Alaskans will be able to get an investigator’s-eye view of several prominent recent plane crashes when a TV series chronicling the National Transportation Safety Board’s work in the state premieres next month.
“Alaska Aircrash Investigations” will debut on the Smithsonian Channel on March 13. The show, billed as a “docu-series” in a statement Tuesday outlining its scope, covers half a dozen fatal Alaska plane crashes during the summer of 2015.
“'Alaska Aircrash Investigations' follows five NTSB members as they risk their lives in extreme environments to access remote crash sites in the unpredictable Alaskan wilderness,” producers wrote. “From dense forests to raging rivers, there is no place impenetrable for the ‘Go Team.’ Every investigation tests these brave men and women, from the seasoned veterans to the rookies who are just beginning their careers in air safety.”
The six-episode series features the NTSB’s Alaska chief, Clint Johnson, as well as investigators Brice Banning and Shaun Williams. Two more investigators seen in the show, Chris Shaver and Millicent Hoidal, are moving to Outside postings with the board, as Johnson reviews candidates to replace them.
Johnson said Tuesday that the Smithsonian Channel’s series is not a reality show. He emphasized the effort producers and crews took to accurately depict investigators’ work.
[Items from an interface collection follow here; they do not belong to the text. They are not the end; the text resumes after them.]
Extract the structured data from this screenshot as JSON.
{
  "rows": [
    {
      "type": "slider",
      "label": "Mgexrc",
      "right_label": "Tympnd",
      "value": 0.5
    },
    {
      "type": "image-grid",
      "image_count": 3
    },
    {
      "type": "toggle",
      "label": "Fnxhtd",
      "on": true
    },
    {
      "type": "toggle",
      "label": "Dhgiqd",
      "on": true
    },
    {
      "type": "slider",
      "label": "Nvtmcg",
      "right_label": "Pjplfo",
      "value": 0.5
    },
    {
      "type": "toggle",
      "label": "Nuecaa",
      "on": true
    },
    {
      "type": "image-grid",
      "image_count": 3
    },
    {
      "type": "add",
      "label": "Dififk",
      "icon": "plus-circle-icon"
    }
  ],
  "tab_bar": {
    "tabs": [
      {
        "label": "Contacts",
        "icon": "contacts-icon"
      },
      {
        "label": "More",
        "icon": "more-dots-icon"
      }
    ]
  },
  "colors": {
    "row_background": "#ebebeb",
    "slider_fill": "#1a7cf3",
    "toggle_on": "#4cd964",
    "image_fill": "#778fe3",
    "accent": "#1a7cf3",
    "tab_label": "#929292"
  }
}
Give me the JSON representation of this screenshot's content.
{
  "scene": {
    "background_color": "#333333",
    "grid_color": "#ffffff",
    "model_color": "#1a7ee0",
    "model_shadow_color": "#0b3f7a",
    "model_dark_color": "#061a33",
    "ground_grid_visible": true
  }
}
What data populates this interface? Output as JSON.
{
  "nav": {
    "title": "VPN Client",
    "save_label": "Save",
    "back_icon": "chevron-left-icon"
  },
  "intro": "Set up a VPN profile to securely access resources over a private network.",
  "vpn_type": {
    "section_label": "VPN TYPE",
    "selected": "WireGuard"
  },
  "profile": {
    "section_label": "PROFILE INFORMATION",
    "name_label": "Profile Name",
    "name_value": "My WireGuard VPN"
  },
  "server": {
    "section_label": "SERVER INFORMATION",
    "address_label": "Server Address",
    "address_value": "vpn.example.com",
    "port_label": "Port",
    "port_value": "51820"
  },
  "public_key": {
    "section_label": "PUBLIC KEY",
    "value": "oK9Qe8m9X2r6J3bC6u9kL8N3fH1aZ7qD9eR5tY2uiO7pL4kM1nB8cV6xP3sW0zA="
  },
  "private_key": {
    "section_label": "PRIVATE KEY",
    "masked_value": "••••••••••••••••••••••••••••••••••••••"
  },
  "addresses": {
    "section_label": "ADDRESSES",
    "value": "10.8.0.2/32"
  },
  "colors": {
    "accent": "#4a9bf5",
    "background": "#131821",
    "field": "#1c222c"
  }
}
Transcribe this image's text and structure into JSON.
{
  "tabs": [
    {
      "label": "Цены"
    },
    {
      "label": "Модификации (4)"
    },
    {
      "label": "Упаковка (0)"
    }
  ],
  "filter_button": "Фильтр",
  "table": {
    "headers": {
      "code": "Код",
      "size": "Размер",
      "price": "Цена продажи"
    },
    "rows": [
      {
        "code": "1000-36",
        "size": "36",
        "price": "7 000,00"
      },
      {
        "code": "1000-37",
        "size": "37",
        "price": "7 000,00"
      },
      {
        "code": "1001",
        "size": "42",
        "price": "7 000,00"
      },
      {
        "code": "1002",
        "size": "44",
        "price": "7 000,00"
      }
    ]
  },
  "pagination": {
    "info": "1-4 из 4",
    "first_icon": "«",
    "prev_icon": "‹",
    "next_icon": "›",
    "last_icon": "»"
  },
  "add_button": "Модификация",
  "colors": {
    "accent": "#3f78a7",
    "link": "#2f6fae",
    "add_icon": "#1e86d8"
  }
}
Trust me, the NTSB folks have their work cut out for them in Alaska, and if it's true that it won't be yet another overly-dramatic "Alaska will kill you!!" show, then we welcome an accurate depiction of what goes on here.